At 5:00 PM I turned my attention to our local independent station, KRON, and their evening news. KRON’s scope is decidedly local, and if traffic, weather, local crime, and sports are what you’re looking for, they will provide. We learned of a road rage incident in San Pablo where two cars crashed and one driver responded by shooting the other, an update on 49er quarterback Alex Smith’s recovery from a concussion, and a Union City man found unconscious in a garbage can who died after he was found, before a report on the Petraeus scandal. There was a little more emphasis on the role of Jill Kelly in exposing the Petraeus/Broadwell affair; it was she who set the investigation in motion after receiving threatening anonymous e-mails which turned out to be from Patricia Broadwell. We saw the recurring footage of Dianne Feinstein and Peter King we would see everywhere, both questioning why Congress was not informed in a more timely fashion, and attorney and KRON political analyst Michael Yaki discussed the ramifications. Are people pushing a “conspiracy theory”. he was asked. Yaki responded that there was that element, “election year sour grapes kind of stuff”, bringing up Eric Holder’s unpopularity with the right side of the aisle. More pressing was the question of whether there was a security breach. A video was produced of Broadwell speaking publicly and revealing some “unvetted” information. “A loose cannon”, Yaki commented. At the same time, we were reassured that there was no breach of national security. It looks like this story will not be going away any time soon.
A little exercise in interactivity followed as anchors invited viewers to comment about this story on KRON’s Facebook page. After a commercial break, a weather report (I really liked the gorgeous 3D virtual aerial relief map the meteorologist used), and traffic, some of those Facebook comments were read on the air.

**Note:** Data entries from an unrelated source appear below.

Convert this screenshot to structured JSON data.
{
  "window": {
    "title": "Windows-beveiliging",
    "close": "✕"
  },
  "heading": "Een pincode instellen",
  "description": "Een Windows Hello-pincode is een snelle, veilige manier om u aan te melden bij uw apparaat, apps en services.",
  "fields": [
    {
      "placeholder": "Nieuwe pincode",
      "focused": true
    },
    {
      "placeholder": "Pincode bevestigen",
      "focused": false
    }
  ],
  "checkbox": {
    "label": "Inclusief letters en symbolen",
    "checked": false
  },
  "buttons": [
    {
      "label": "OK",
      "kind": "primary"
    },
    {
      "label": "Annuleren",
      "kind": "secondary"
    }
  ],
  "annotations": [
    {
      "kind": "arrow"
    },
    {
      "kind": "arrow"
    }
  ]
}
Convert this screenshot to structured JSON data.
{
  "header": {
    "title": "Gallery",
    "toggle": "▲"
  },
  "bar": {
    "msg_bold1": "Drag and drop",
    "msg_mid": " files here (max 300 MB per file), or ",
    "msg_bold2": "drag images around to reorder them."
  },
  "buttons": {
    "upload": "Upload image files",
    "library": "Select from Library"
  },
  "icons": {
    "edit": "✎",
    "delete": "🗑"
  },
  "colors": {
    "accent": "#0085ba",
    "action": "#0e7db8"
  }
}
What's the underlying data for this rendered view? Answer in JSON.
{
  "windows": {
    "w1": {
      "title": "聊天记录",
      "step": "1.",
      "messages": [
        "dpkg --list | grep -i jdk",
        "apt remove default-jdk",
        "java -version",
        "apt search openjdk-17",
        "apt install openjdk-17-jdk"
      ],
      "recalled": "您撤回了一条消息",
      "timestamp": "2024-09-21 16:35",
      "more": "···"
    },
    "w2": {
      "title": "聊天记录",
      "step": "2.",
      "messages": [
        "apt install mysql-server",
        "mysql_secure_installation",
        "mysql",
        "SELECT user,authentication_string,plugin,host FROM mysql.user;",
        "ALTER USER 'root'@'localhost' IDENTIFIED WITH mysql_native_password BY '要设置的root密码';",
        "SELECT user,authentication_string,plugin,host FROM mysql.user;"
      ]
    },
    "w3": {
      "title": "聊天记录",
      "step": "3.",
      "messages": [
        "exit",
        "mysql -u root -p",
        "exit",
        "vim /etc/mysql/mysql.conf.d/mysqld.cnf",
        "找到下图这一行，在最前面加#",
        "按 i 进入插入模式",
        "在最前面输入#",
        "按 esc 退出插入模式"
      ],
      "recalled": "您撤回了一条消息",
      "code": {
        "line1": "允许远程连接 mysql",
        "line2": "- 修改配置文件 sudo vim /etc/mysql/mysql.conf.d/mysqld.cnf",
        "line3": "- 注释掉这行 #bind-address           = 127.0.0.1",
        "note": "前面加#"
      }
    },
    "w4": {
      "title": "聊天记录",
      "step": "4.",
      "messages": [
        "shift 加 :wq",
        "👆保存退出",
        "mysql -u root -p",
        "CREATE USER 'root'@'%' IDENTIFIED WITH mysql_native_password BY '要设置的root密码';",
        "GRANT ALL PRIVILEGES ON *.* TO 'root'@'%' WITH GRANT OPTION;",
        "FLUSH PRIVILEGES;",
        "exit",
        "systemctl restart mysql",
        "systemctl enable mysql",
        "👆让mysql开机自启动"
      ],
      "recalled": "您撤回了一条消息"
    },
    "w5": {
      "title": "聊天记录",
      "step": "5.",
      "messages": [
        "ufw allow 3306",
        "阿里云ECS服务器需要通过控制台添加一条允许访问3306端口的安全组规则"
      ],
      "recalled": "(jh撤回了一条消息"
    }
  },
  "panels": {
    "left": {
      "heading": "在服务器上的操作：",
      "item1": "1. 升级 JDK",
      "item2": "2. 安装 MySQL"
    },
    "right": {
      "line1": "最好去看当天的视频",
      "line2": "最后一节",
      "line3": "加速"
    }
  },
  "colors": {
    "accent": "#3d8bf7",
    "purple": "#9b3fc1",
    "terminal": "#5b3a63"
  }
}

The final stretch covered plunging gas prices, a drunk driver who totaled his SUV and survived, the 18th anniversary of the murder of a San Jose police officer by a carjacker, and the 76th anniversary of the opening of the San Francisco Bay Bridge. KRON has an engaging way of making one feel at home in our community of winning sports teams, murderers, and bad drivers.